*** Data to use ***
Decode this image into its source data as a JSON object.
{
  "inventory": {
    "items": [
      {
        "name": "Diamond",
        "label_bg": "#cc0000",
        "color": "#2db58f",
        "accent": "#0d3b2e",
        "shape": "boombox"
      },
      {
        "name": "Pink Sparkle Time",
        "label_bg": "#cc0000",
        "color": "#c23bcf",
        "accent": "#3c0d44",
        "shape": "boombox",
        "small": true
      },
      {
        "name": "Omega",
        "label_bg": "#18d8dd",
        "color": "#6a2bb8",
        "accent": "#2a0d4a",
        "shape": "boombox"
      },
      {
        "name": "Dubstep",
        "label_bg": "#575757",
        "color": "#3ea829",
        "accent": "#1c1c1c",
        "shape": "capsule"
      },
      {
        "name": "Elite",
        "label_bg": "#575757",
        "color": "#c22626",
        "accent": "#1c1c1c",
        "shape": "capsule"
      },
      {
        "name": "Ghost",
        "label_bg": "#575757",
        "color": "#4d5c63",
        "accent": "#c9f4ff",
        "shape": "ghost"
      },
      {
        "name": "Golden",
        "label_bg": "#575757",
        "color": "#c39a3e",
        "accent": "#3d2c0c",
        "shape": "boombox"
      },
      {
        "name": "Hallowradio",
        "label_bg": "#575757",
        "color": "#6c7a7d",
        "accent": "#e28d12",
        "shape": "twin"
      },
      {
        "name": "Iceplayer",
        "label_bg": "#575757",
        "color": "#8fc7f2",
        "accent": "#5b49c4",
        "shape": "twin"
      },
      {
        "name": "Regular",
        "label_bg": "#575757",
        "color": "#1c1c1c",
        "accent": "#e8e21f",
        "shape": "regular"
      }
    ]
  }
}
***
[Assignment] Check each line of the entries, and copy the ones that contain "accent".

[Answer section]
        "accent": "#0d3b2e",
        "accent": "#3c0d44",
        "accent": "#2a0d4a",
        "accent": "#1c1c1c",
        "accent": "#1c1c1c",
        "accent": "#c9f4ff",
        "accent": "#3d2c0c",
        "accent": "#e28d12",
        "accent": "#5b49c4",
        "accent": "#e8e21f",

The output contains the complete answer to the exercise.